March 2019

Potash is used to regulate the movement and storage of solutions throughout plants which can be compared to the blood system in animals or humans. This is a very wide ranging and vital role, affecting nutrient uptake, photosynthesis, rate of growth and feed value of forage. These functions require larger amounts of potash in total in the plant than any other nutrient including nitrogen. If adequate amounts are not present grass will not grow or yield as it should.

There is also a particular relationship between nitrogen and potash. The large growth response of grass to nitrogen is dependent upon a balanced supply of potash both to assist N uptake by the roots as nitrate and to support the conversion of this to the complex proteins needed by animals. Total protein yield will be significantly reduced if potash is limiting. Potash is also very important in the microbiological fixation of nitrogen by root nodules in legumes. If clover is required to play a significant part in the sward, the supply of potash is of even greater importance.

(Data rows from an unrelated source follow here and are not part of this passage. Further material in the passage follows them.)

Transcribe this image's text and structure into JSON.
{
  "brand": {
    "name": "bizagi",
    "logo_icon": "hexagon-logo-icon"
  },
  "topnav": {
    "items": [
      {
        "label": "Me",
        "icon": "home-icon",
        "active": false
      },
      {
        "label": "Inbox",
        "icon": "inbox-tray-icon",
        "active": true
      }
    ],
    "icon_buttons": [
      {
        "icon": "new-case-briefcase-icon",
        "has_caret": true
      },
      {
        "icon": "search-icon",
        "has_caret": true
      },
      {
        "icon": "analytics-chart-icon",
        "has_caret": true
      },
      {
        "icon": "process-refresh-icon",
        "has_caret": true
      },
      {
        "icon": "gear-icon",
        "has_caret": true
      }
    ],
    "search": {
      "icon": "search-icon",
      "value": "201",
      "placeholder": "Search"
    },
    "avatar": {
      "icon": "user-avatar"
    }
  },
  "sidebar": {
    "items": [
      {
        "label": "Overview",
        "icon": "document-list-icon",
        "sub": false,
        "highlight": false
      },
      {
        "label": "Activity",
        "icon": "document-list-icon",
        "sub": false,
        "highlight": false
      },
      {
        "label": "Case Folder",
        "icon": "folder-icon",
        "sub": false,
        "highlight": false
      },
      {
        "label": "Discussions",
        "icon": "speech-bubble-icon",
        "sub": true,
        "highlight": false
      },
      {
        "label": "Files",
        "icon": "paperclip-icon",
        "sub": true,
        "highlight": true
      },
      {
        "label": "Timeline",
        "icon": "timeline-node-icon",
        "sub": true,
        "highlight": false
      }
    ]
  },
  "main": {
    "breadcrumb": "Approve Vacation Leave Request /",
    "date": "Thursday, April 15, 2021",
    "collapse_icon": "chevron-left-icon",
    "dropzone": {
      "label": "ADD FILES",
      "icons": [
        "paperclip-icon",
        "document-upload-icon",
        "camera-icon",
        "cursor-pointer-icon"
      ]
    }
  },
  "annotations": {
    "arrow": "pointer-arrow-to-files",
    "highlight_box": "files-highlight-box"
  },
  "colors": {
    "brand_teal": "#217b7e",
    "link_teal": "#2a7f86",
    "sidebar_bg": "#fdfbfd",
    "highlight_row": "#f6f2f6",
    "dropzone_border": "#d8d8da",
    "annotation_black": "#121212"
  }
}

It is inefficient to allow soil reserves to fall to levels where grass growth is directly dependent upon fertiliser applications. The graph below shows the impact of suboptimal K indices, with seasonal applications failing to achieve the yields obtained from high soil levels.

The quantities of potash removed in silage are large and for multi-cut systems, which need replacing. The application of a correct balance of nitrogen, phosphate, potash and sulphur is essential to obtain the best yield of low-cost on-farm forage. In addition to their effect on yield, N and K fertilisers influence mineral content of grass, especially Mg, Na, and Ca which are required in lesser amounts for optimum growth.

For animals however, the requirement is for more magnesium and sodium and only modest potassium. An adequate supply and balance of these minerals is important to minimise the risk of metabolic disorders such as hypomagnesaemia (staggers or grass tetany) and milk fever and to ensure fertility.

Increasing uptake of one nutrient by the plant may affect the level of others, but it would be wrong to assume that the application of potash automatically leads to mineral disorders. The effect of potash fertiliser on herbage mineral content will vary widely in different situations.